        "device_name": "MK20DX128xxx5"

The next thing you need to do is create a directory called TARGET_CustomK20D50M in the root directory of your project and put the porting files needed for your custom target in there. It looks like, in Mbed 6, they completely removed the TARGET_K20XX folder from the sources. So you’ll probably need to add both the files from this folder and its K20D50M subfolder to the custom target directory.
Note that these target files are now several years old, so I have no idea if they will work with Mbed 6 out of the box or not. If you do get them working, though, you might want to post them as a custom target so anyone can use the K20D50M!

1 Like

Thanks! This is really helpful. I’ll let you know if I succeed. I have been experimenting, which is never a good idea. Hopefully I haven’t bricked the board… at the mo’ I’m getting the “mbed has crashed” blinking pattern. No doubt, I’ll find out soon enough with this new guidance.

You would be better off using Mbed2 online for the K20D50.
Since OS5 even with bare metal smaller targets suffer with too much flash and ram resources being used just to flash an LED.
Mbed Studio online should be okay too but haven’t tried it yet on the smaller devices.

I got it to compile after a few tweaks.
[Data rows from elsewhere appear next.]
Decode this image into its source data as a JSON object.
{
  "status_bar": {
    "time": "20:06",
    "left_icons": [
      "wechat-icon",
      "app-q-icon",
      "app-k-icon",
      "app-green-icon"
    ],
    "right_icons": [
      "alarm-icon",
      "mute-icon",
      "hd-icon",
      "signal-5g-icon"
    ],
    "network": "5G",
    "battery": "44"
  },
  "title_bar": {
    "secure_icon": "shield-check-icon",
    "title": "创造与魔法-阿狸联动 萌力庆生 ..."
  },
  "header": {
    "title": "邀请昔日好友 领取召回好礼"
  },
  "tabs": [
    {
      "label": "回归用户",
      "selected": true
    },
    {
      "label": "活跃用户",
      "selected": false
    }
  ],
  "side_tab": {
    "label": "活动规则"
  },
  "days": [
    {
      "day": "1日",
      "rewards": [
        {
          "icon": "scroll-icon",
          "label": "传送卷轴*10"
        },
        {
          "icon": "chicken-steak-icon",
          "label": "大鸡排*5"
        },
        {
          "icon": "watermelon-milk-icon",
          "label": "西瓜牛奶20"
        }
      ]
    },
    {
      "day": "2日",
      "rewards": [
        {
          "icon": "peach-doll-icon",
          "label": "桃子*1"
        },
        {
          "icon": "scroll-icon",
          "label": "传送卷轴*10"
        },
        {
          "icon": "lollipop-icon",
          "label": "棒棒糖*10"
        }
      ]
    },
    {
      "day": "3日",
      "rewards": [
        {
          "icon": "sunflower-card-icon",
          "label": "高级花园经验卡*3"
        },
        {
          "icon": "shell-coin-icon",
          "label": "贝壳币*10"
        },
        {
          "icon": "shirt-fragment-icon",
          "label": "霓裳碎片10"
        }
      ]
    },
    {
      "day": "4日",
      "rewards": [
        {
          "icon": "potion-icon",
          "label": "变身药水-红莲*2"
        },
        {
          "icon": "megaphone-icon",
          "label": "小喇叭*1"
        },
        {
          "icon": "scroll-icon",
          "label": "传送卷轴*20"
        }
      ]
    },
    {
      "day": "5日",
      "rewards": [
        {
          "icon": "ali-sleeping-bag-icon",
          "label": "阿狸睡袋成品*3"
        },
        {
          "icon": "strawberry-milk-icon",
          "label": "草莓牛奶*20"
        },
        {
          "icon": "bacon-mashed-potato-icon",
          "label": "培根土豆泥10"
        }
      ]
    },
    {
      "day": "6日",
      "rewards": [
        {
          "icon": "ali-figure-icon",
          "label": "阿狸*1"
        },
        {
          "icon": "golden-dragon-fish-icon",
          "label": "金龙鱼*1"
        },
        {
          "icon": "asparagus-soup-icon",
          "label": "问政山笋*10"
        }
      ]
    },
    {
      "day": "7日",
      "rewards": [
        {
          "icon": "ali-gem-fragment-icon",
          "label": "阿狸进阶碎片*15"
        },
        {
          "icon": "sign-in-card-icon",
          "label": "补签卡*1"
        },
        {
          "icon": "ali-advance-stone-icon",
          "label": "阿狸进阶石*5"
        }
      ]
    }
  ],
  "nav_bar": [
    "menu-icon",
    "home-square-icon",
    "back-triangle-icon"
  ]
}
There was a missing console_tx and console_rx for usb serial and a few missing lines of code but all resolvable.

However, I’m not sure if it’s my board (as in I damaged it in a previous hack attempt) or I’m still missing something as getting a fatal error after mbed studio uploads the binary.

++ MbedOS Error Info ++
Error Status: 0x80FF0144 Code: 324 Module: 255
Error Message: Assertion failed: !are_interrupts_enabled()
Location: 0x173F
File: ./mbed-os/hal/source/mbed_critical_section_api.c+54
Error Value: 0x0
For more info, visit:
-- MbedOS Error Info --

UPDATE: I just unplugged the device and uploaded the code from Mbed Studio again and it works! Happy days.

Seems ok with building bare metal or standard blinky. This is the result from blinky compile:

Elf2Bin: mbed-os-example-blinky
| Module               |     .text |   .data |     .bss |
| [lib]/c_w.l          |  4518(+0) |  16(+0) |  348(+0) |
| [lib]/libcppabi_w.l  |    44(+0) |   0(+0) |    0(+0) |
| anon$$obj.o          |    32(+0) |   0(+0) | 1024(+0) |
| main.o               |   308(+0) |   0(+0) |    0(+0) |
| mbed-os/cmsis        |  9634(+0) | 168(+0) | 6610(+0) |
| mbed-os/connectivity |   224(+0) |   0(+0) |    0(+0) |
| mbed-os/drivers      |    92(+0) |   0(+0) |    0(+0) |
| mbed-os/hal          |   708(+0) |   0(+0) |    2(+0) |
| mbed-os/platform     |  7275(+0) |  64(+0) |  341(+0) |
| mbed-os/rtos         |   430(+0) |   0(+0) |    0(+0) |
| mbed-os/targets      |  2195(+0) |   4(+0) |   12(+0) |
| Subtotals            | 25460(+0) | 252(+0) | 8337(+0) |
Total Static RAM memory (data + bss): 8589(+0) bytes
Total Flash memory (text + data): 25712(+0) bytes
Image: BUILD/K20D50M/ARMC6/mbed-os-example-blinky.bin

I am rather curious to learn why the K20D50 “device_has” does not include “USTICKER” in the targets json file.
If I do not include it then the compiler complains as functions like us_ticker_irq_handler are undefined.
If I do include USTICKER it compiles but then functions like timer and ticker do not work as crashes the MCU.
Also wait_us does not appear to work either.